The distributions of all three diversity measures were significantly different between C2ST’s pre-shift attendees and post-shift attendees (p < 0.05). A generalized linear regression demonstrated that the ethnicity of C2ST’s attendees varied significantly with the location of the venues, suggesting that venue variation increased the ethnic diversity of the audience. ISEs are important tools for increasing the scientific literacy of society and can be improved by using evidence-based methods. Together these results show that shifting the location of ISE outreach may be a valuable strategy for reaching traditionally underrepresented communities in urban centers. We outline a strategy that other ISEs can implement to increase audience reach. The author has not yet submitted a copy of the full paper.

Presentation type: Individual paper
Theme: Science
Area of interest: Investigating science communication practices

Author: Jessica B. Turner-Skoff – The Morton Arboretum, United States

Nicole Cavender – The Morton Arboretum
Patricia MacMillan – The Morton Arboretum
Kelley Regan – The Morton Arboretum

Organizations focused on life science are often challenged with sharing scientific discoveries and milestones with the broader public. The Morton Arboretum is a botanical garden with a strong interest in connecting its scientific expertise and research to its visitor base (>1 million per year) and to an external audience through diverse channels. This organization is developing a solution to overcome this challenge.

With the goal to communicate more impactful stories about its science and conservation work, an institutional strategic initiative was launched in 2017, starting with the establishment of a cross-departmental science communication team. Roles and responsibilities were clearly defined, followed by the identification and analysis of priority audiences and the appropriate media channels to reach them: 1) Scientists and Peers; 2) Curious or Affinitive; and the 3) General Public. Next, a systematic process was put in place to objectively evaluate research discoveries, such as those published in peer-reviewed scientific journals, and stories that align with both the Arboretum’s messaging priorities and the media’s interest. This process included a method to translate the raw science into language appropriate for the targeted audience.

This process, although early in its development, has already increased in reach and impact. For example, messages developed around research and conservation work with oaks and other endangered trees has reached all three targeted audiences. Metrics comparing the first nine months of 2017 to 2016 indicate a successful trend. For this time frame, there has been a 104% increase in media references to The Morton Arboretum’s expertise.

The science communication team is continuously refining how the science work can be translated for the general public. There are challenges that remain including interpretation, matching media’s interest, and the limited capacity of staff. A broader professional discussion could address these challenges as we work to bring the stories of science to society.

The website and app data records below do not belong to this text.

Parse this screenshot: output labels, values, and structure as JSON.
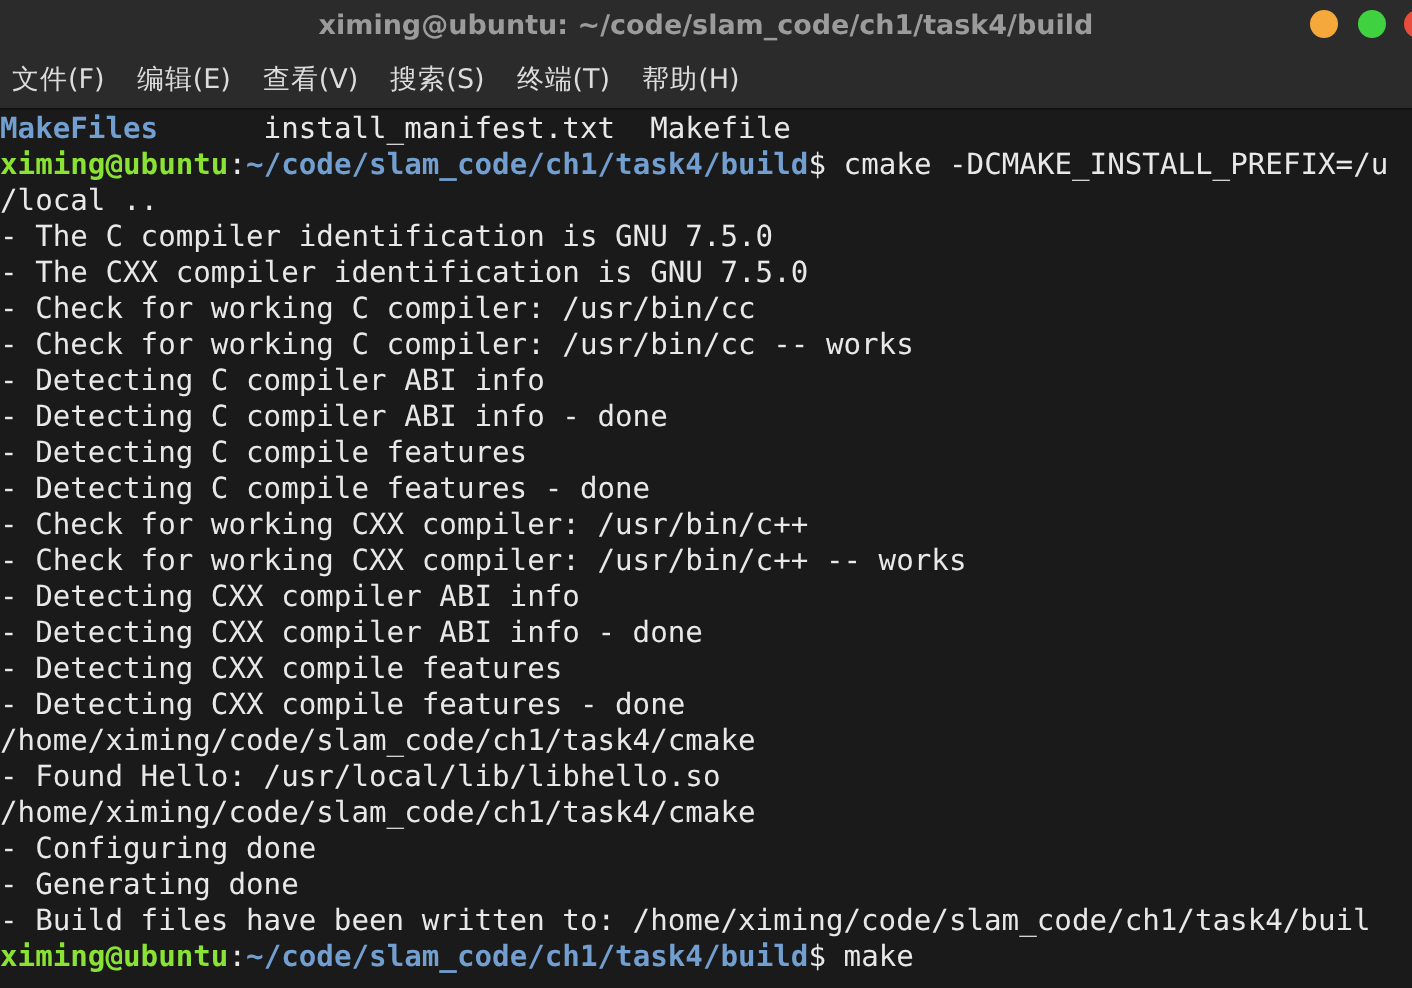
{
  "window": {
    "title": "ximing@ubuntu: ~/code/slam_code/ch1/task4/build"
  },
  "menu": [
    "文件(F)",
    "编辑(E)",
    "查看(V)",
    "搜索(S)",
    "终端(T)",
    "帮助(H)"
  ],
  "terminal": {
    "lines": [
      {
        "kind": "ls",
        "items": [
          {
            "text": "MakeFiles",
            "is_dir": true
          },
          {
            "text": "install_manifest.txt",
            "is_dir": false
          },
          {
            "text": "Makefile",
            "is_dir": false
          }
        ]
      },
      {
        "kind": "prompt",
        "user": "ximing@ubuntu",
        "separator": ":",
        "path": "~/code/slam_code/ch1/task4/build",
        "symbol": "$",
        "command": "cmake -DCMAKE_INSTALL_PREFIX=/u"
      },
      {
        "kind": "output",
        "text": "/local .."
      },
      {
        "kind": "output",
        "text": "- The C compiler identification is GNU 7.5.0"
      },
      {
        "kind": "output",
        "text": "- The CXX compiler identification is GNU 7.5.0"
      },
      {
        "kind": "output",
        "text": "- Check for working C compiler: /usr/bin/cc"
      },
      {
        "kind": "output",
        "text": "- Check for working C compiler: /usr/bin/cc -- works"
      },
      {
        "kind": "output",
        "text": "- Detecting C compiler ABI info"
      },
      {
        "kind": "output",
        "text": "- Detecting C compiler ABI info - done"
      },
      {
        "kind": "output",
        "text": "- Detecting C compile features"
      },
      {
        "kind": "output",
        "text": "- Detecting C compile features - done"
      },
      {
        "kind": "output",
        "text": "- Check for working CXX compiler: /usr/bin/c++"
      },
      {
        "kind": "output",
        "text": "- Check for working CXX compiler: /usr/bin/c++ -- works"
      },
      {
        "kind": "output",
        "text": "- Detecting CXX compiler ABI info"
      },
      {
        "kind": "output",
        "text": "- Detecting CXX compiler ABI info - done"
      },
      {
        "kind": "output",
        "text": "- Detecting CXX compile features"
      },
      {
        "kind": "output",
        "text": "- Detecting CXX compile features - done"
      },
      {
        "kind": "output",
        "text": "/home/ximing/code/slam_code/ch1/task4/cmake"
      },
      {
        "kind": "output",
        "text": "- Found Hello: /usr/local/lib/libhello.so"
      },
      {
        "kind": "output",
        "text": "/home/ximing/code/slam_code/ch1/task4/cmake"
      },
      {
        "kind": "output",
        "text": "- Configuring done"
      },
      {
        "kind": "output",
        "text": "- Generating done"
      },
      {
        "kind": "output",
        "text": "- Build files have been written to: /home/ximing/code/slam_code/ch1/task4/buil"
      },
      {
        "kind": "prompt",
        "user": "ximing@ubuntu",
        "separator": ":",
        "path": "~/code/slam_code/ch1/task4/build",
        "symbol": "$",
        "command": "make"
      }
    ]
  }
}
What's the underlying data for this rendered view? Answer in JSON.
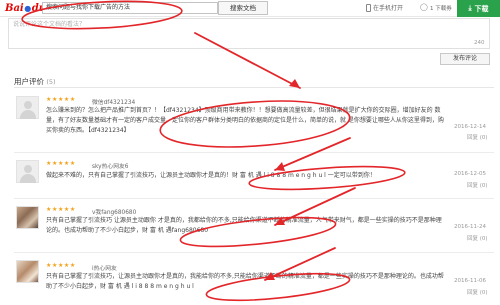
{
  "header": {
    "logo_bai": "Bai",
    "logo_du": "du",
    "logo_wenku": "文库",
    "search_value": "搜索问题与找你下载广告的方法",
    "search_button": "搜索文档",
    "mobile_link": "在手机打开",
    "download_count": "1 下载券",
    "download_button": "下载"
  },
  "comment": {
    "placeholder": "说说评论这个文档的看法？",
    "char_count": "240",
    "publish_button": "发布评论"
  },
  "reviews": {
    "title": "用户评价",
    "count": "(5)",
    "items": [
      {
        "stars": "★★★★★",
        "username": "微信df4321234",
        "text": "怎么赚米到的？怎么把产品推广到首页？！【df4321234】顶级商用带来教你！！想要做高流量较差，但很结果就是扩大你的交际圈，增加好友的 数量，有了好友数量基础才有一定的客户成交量。定位你的客户群体分类明白的依据商的定位是什么，简单的说，就 是你想要让哪些人从你这里得到，购买你卖的东西。【df4321234】",
        "date": "2016-12-14",
        "reply": "回复 (0)"
      },
      {
        "stars": "★★★★★",
        "username": "sky热心网友6",
        "text": "做起来不难的，只有自己掌握了引流技巧，让源员主动跟你才是真的！财 富 机 遇 l i 8 8 8 m e n g h u l 一定可以带到你！",
        "date": "2016-12-05",
        "reply": "回复 (0)"
      },
      {
        "stars": "★★★★★",
        "username": "v我fang680680",
        "text": "只有自己掌握了引流技巧 让源员主动跟你 才是真的，我都给你的不多,只能给你渠道不断的精准流量，人气带来财气，都是一些实操的技巧不是那种理论的。也成功帮助了不少小白起步，财 富 机 遇fang680680",
        "date": "2016-11-24",
        "reply": "回复 (0)"
      },
      {
        "stars": "★★★★★",
        "username": "i热心网友",
        "text": "只有自己掌握了引流技巧，让源员主动跟你才是真的，我能给你的不多,只能给你渠道不断的精准流量，都是一些实操的技巧不是那种理论的。也成功帮助了不少小白起步，财 富 机 遇 l i 8 8 8 m e n g h u l",
        "date": "2016-11-06",
        "reply": "回复 (0)"
      }
    ]
  },
  "colors": {
    "accent_green": "#2aa14b",
    "annotation_red": "#e3262a",
    "star_orange": "#f3a21b"
  }
}
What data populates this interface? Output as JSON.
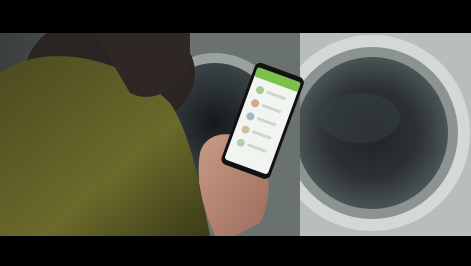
{
  "scene": {
    "description_labels": {
      "person": "person",
      "phone": "smartphone",
      "washing_machine_left": "washing-machine-left",
      "washing_machine_right": "washing-machine-right"
    },
    "colors": {
      "app_header": "#7cc14a",
      "phone_screen": "#f2f4f1",
      "jacket": "#6e6a2a",
      "skin": "#b98673",
      "machine_metal": "#c7cdcb"
    }
  }
}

Presentation type: Show, tell and talk
Theme: Science
Area of interest: Applying science communication research to practice